The vast majority of mayors and reeves across Canada believe their local egg, dairy and poultry farmers play a central role in their economy and community. They cited the importance of ensuring their citizens have access to fresh, safe and affordable food and that farmers get fair, stable producer prices.
The Ipsos Reid poll, which interviewed 124 municipal leaders across all provinces and territories, shows that 53 per cent of mayors and reeves said they were familiar with supply management. Once the system was explained, 87 per cent overall expressed their support, with 40 per cent saying they were very supportive.
“Municipal leaders coast to coast recognize supply management creates a stable environment that allows local family farms to remain the foundation of more than $25 billion a year in economic activity, supporting 300,000 jobs,” says Egg Farmers of Canada (EFC) Chair, Peter Clarke. “Mayors and reeves clearly understand just how important this sector is to Canadian consumers and to the health of their own communities.”
The survey, released at the annual Federation of Canadian Municipalities conference in Vancouver, involved in-depth interviews with mayors across the country, from small towns to the country’s largest cities, representing 25 per cent of the Canadian population. It is the largest survey of municipal leaders that Ipsos Reid has undertaken. Support for supply management was coast to coast, with Quebec and Nova Scotia municipal leaders stating the highest levels of support, with 57 per cent and 67 per cent strongly supporting supply management.
Consumer research done earlier this year by EFC shows that 40 per cent of Canadians are aware of supply management. Of those who say they understood how it works, 71 per cent said they “strongly supported” it, citing the desire to buy eggs that are both local and of high quality, and to ensure farmers receive fair prices. When Canadians not familiar with the system were told about it, support for supply management increased. “There is a growing interest in food security, food safety, and local food – and we have a great story to tell thanks to supply management,” adds Clarke. “This latest research confirms that consumers and political leaders stand firmly behind our mission of ensuring Canadians have a secure source of locally produced eggs, poultry and dairy products.”
Eighty per cent of the mayors and reeves polled said that supply management is important to ensure the survival of Canada’s family farms; 71 per cent said that opening the borders to imports would put family farms in jeopardy. If the entry of foreign products resulted in lower prices paid to farmers, 74 per cent believe there is no guarantee retailers would pass along any savings to consumers. Other highlights of the mayors and reeves poll include:

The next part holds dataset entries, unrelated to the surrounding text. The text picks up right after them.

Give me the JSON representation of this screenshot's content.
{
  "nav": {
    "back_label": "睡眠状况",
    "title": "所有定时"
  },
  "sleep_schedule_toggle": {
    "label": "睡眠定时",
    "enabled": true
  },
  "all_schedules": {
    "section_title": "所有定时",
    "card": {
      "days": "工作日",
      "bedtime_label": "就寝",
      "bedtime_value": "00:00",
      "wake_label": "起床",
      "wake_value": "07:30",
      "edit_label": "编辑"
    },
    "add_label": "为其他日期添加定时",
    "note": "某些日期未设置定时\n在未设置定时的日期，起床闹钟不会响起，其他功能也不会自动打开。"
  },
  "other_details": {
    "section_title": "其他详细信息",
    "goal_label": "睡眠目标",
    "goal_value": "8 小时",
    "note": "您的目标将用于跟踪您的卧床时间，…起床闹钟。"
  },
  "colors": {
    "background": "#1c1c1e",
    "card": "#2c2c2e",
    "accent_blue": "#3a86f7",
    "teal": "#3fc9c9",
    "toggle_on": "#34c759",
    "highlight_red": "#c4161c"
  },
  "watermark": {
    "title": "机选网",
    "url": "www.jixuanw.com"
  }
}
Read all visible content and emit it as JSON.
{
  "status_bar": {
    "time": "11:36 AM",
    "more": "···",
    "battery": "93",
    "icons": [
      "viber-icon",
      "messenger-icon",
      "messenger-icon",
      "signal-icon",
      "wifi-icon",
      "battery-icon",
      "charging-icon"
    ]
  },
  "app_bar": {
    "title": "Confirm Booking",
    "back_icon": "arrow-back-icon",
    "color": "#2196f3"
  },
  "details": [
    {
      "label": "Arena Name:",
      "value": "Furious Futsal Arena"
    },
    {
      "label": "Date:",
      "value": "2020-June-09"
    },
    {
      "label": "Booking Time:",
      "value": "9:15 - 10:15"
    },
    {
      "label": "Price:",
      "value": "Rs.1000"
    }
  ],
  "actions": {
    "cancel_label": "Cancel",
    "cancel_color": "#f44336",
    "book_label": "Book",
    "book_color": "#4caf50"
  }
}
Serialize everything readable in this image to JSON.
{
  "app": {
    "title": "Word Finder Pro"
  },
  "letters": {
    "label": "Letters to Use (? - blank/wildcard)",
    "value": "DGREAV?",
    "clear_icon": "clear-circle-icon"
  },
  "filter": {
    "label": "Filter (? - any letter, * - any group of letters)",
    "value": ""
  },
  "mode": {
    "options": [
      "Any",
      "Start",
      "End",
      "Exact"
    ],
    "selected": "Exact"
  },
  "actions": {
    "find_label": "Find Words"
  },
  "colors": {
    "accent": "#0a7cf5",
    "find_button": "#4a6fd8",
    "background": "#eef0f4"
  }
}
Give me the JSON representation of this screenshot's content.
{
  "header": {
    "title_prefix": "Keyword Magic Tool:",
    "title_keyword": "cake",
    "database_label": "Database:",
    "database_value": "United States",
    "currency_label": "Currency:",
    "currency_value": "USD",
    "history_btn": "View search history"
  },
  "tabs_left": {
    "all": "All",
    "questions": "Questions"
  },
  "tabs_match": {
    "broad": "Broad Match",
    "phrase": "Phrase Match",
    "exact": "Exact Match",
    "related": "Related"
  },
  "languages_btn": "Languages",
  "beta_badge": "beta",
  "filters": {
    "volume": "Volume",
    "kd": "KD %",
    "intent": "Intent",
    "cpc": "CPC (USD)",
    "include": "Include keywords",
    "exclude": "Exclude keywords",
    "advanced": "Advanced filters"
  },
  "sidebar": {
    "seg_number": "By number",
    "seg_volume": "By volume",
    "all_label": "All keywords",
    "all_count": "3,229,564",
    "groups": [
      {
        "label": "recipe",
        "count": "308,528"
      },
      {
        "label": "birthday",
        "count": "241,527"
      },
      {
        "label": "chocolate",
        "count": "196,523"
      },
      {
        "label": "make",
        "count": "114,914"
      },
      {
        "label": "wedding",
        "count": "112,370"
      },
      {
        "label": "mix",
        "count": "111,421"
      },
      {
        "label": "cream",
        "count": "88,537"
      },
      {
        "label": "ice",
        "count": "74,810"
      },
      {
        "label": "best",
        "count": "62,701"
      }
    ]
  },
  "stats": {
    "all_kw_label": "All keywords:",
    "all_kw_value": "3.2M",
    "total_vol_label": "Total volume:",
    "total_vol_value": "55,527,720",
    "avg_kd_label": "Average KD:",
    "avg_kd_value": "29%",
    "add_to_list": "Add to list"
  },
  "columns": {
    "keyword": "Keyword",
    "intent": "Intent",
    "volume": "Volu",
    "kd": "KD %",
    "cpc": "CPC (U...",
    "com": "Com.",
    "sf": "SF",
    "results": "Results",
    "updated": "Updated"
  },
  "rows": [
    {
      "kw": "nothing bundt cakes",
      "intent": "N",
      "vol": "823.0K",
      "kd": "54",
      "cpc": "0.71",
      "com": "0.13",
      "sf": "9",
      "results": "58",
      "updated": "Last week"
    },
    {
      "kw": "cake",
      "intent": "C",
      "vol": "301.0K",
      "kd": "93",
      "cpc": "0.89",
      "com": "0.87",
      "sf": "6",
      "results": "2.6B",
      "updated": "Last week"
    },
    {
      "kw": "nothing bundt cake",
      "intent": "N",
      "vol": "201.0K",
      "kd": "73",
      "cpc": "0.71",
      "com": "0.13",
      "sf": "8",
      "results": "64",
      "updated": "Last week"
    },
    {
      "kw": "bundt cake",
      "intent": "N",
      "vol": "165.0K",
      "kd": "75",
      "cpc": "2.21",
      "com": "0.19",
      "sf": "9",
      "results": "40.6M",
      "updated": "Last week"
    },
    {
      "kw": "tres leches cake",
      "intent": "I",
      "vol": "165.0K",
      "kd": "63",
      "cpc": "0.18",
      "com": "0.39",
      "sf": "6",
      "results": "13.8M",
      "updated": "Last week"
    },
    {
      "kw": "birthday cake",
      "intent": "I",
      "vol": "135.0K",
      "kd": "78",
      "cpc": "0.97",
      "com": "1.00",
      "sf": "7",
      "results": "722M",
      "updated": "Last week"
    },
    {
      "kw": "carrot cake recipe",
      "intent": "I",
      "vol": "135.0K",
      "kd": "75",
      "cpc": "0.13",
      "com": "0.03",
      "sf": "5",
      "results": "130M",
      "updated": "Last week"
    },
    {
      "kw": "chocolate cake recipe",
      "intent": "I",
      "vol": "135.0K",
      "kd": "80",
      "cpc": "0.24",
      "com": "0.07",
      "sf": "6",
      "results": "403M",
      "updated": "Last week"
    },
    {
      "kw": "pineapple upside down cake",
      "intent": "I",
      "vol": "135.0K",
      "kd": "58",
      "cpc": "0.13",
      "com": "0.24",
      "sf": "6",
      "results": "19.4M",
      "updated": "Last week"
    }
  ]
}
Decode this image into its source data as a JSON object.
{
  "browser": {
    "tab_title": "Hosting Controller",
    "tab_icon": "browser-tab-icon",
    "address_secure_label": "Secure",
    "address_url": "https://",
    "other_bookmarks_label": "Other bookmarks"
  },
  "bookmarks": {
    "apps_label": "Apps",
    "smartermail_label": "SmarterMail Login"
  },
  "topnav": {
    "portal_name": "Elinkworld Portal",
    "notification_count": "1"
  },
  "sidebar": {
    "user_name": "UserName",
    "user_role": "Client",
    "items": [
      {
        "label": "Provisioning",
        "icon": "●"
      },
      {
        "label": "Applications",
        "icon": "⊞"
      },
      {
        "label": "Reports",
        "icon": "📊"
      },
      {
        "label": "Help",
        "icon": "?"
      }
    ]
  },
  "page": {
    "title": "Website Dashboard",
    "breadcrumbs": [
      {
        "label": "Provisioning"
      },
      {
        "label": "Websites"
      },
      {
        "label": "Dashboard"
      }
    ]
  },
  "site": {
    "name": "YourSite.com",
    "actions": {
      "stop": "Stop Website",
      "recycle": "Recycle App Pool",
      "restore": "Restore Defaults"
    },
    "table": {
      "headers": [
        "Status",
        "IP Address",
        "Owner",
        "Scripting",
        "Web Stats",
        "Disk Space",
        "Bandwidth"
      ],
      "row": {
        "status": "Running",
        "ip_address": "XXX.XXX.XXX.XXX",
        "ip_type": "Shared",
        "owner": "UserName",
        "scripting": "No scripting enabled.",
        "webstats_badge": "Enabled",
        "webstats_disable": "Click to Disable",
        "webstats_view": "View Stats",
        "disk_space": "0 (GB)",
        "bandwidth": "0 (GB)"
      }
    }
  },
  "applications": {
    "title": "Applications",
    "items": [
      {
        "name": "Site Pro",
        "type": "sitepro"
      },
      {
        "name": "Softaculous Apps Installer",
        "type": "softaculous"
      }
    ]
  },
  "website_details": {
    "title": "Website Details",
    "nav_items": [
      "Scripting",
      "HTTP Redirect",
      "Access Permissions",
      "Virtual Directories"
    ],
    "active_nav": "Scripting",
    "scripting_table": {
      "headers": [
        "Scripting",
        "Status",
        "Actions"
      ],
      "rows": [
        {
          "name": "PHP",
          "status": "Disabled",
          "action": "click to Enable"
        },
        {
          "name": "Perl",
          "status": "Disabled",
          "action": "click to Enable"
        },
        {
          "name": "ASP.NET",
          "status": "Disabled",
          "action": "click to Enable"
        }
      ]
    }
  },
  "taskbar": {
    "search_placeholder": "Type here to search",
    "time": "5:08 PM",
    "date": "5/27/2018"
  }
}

- Overall, 90 per cent of all respondents said supply management was important to their communities. Of those that said “very important,” support increased steadily going East, from 33 per cent in the West to 67 per cent in the East.
- 50 per cent said they have supply managed industries in their community, with 90 per cent saying they were important to the municipality.
- By region, 64 per cent of Ontario mayors and reeves said they had supply managed industries in their municipalities, ahead of Quebec at 59 per cent and the West at 44 per cent.
- Virtually all mayors and reeves of medium-sized communities (pop. 5,000 to 50,000) with supply management industries said it was important, with 62 per cent saying very important.
About the Survey
Ipsos Reid interviewed 124 mayors (or deputy mayors) and reeves in all provinces and territories by telephone between March 27 and April 26, 2013. The results have a margin of error of +/- 8.7 percentage points 19 times out of 20.